Setting up Application Performance Monitoring is a big task, but like
everything else it can be broken down into simple steps. You have to know
what you want to achieve and subsequently where to start. So let’s start at
the beginning and take a top-down approach
Know What You Want
The first thing to do is to be clear of what we want when monitoring the
application. Let’s face it: we “do not want to” ensure CPU utilization
to be below 90 percent or a network latency of under one millisecond. We are
also not really interested in garbage collection activity or whether the
database connection pool is utilized. We need to monitor all of these things
in order to reach our main goal. And the main goal for this article series is
to ensure the health and stability of our application and business services.
To ensure that we need to leverage all of the mentioned metrics.
What ... (more)
Anyone who ever monitored or analyzed an application uses or has used
averages. They are simple to understand and calculate. We tend to ignore just
how wrong the picture is that averages paint of the world. To emphasis the
point let me give you a real-world example outside of the performance space
that I read recently in a newspaper.
The article was explaining that the average salary in a certain region in
Europe was 1900 Euro's (to be clear this would be quite good in that
region!). However when looking closer they found out that the majority,
namely 9 out of 10 people, only ea... (more)
In a recent article we have shown how the Java Garbage Collection MXBean
Counters have changed for the Concurrent Mark-and-Sweep Collector. It now
reports all GC runs instead of just major collections. That prompted me to
think about what a major GC actually is or what it should be. It is actually
quite hard to find any definition of major and minor GCs. This well-known
Java Memory Management Whitepaper only mentions in passing that a full
collection is sometimes referred to as major collection.
One of the more popular definitions is that a major GC is a stop-the-w... (more)
Traditional Enterprise Database vendors often bring up the lack of
professional monitoring and management tool support for NoSQL solutions.
Their argument is that enterprise applications require sophisticated tuning
and monitoring of the database in order to ensure a performant and smooth
operation. NoSQL Vendors, while arguing that this lack is not enough to favor
RDBMS over their respective solutions, do agree. Several vendors try to
differentiate themselves by providing enterprise level monitoring and

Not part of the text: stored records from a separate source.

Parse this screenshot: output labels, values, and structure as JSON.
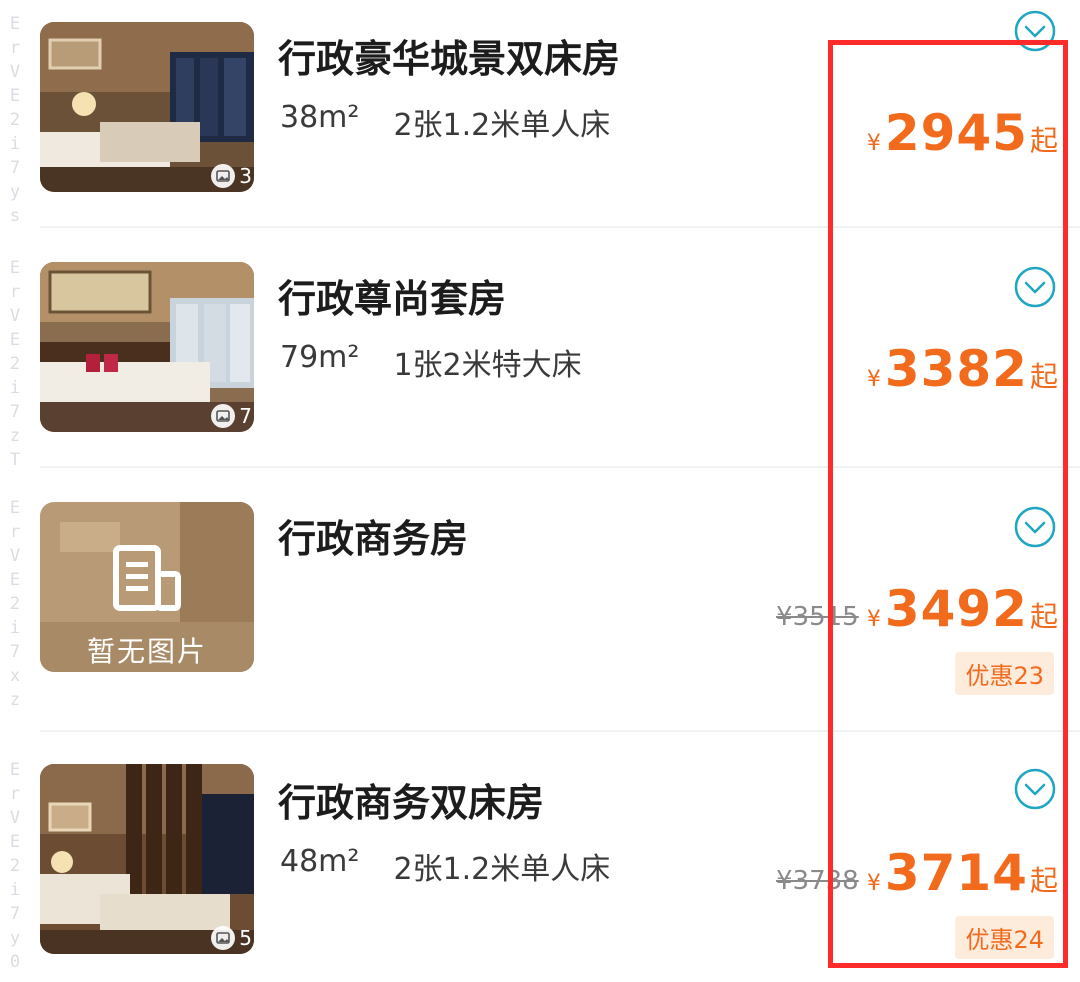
{
  "watermark": {
    "segments": [
      "ErVE2i7ys",
      "ErVE2i7zT",
      "ErVE2i7xz",
      "ErVE2i7y0"
    ]
  },
  "rooms": [
    {
      "title": "行政豪华城景双床房",
      "area": "38m²",
      "bed": "2张1.2米单人床",
      "photo_count": "3",
      "currency": "¥",
      "price": "2945",
      "price_suffix": "起",
      "old_price": "",
      "discount": ""
    },
    {
      "title": "行政尊尚套房",
      "area": "79m²",
      "bed": "1张2米特大床",
      "photo_count": "7",
      "currency": "¥",
      "price": "3382",
      "price_suffix": "起",
      "old_price": "",
      "discount": ""
    },
    {
      "title": "行政商务房",
      "area": "",
      "bed": "",
      "photo_count": "",
      "no_image_label": "暂无图片",
      "currency": "¥",
      "price": "3492",
      "price_suffix": "起",
      "old_price": "¥3515",
      "discount": "优惠23"
    },
    {
      "title": "行政商务双床房",
      "area": "48m²",
      "bed": "2张1.2米单人床",
      "photo_count": "5",
      "currency": "¥",
      "price": "3714",
      "price_suffix": "起",
      "old_price": "¥3738",
      "discount": "优惠24"
    }
  ],
  "colors": {
    "price": "#f26b1d",
    "chevron": "#1fa6c2",
    "highlight_box": "#ff2a2a"
  },
  "icons": {
    "expand": "chevron-down-circle-icon",
    "photos": "photo-icon",
    "no_image": "document-icon"
  }
}
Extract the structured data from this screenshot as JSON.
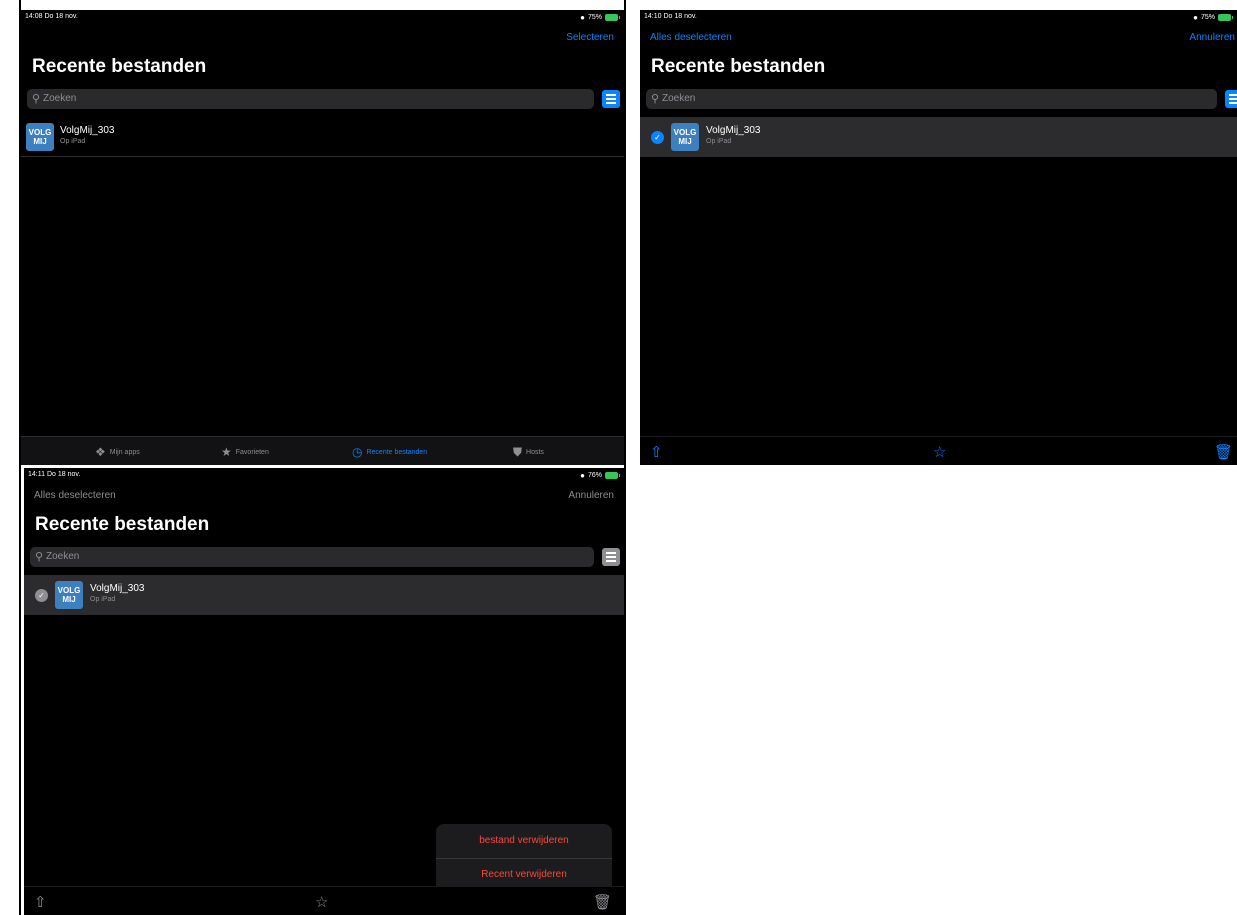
{
  "screens": [
    {
      "status": {
        "time": "14:08  Do 18 nov.",
        "battery": "75%"
      },
      "nav_right": "Selecteren",
      "title": "Recente bestanden",
      "search_placeholder": "Zoeken",
      "file": {
        "icon_text_top": "VOLG",
        "icon_text_bottom": "MIJ",
        "name": "VolgMij_303",
        "location": "Op iPad"
      },
      "tabs": [
        {
          "label": "Mijn apps",
          "icon": "apps-icon"
        },
        {
          "label": "Favorieten",
          "icon": "star-icon"
        },
        {
          "label": "Recente bestanden",
          "icon": "clock-icon",
          "active": true
        },
        {
          "label": "Hosts",
          "icon": "server-icon"
        }
      ]
    },
    {
      "status": {
        "time": "14:10  Do 18 nov.",
        "battery": "75%"
      },
      "nav_left": "Alles deselecteren",
      "nav_right": "Annuleren",
      "title": "Recente bestanden",
      "search_placeholder": "Zoeken",
      "file": {
        "icon_text_top": "VOLG",
        "icon_text_bottom": "MIJ",
        "name": "VolgMij_303",
        "location": "Op iPad",
        "selected": true
      }
    },
    {
      "status": {
        "time": "14:11  Do 18 nov.",
        "battery": "76%"
      },
      "nav_left": "Alles deselecteren",
      "nav_right": "Annuleren",
      "title": "Recente bestanden",
      "search_placeholder": "Zoeken",
      "file": {
        "icon_text_top": "VOLG",
        "icon_text_bottom": "MIJ",
        "name": "VolgMij_303",
        "location": "Op iPad",
        "selected": true
      },
      "menu": {
        "delete_file": "bestand verwijderen",
        "delete_recent": "Recent verwijderen"
      }
    }
  ],
  "colors": {
    "accent": "#0a84ff",
    "destructive": "#ff453a",
    "battery": "#34c759",
    "icon_bg": "#3d7fbf"
  }
}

management software, for example, Cassandra, MongoDB, HBase or others. Both ... (more)
Over the last couple of months I have been talking to more and more customers
who are either bringing their Hadoop clusters into production or have already
done so and are now getting serious about operations. This leads to some
interesting discussions about how to monitor Hadoop properly and one thing
pops up quite often: Do they need anything beyond Ganglia? If yes, what
should they do beyond it?
As in every other system, monitoring in a Hadoop environment starts with the
basics: System Metrics - CPU, Disk, Memory you know the drill. Of special
importance in a Hadoo... (more)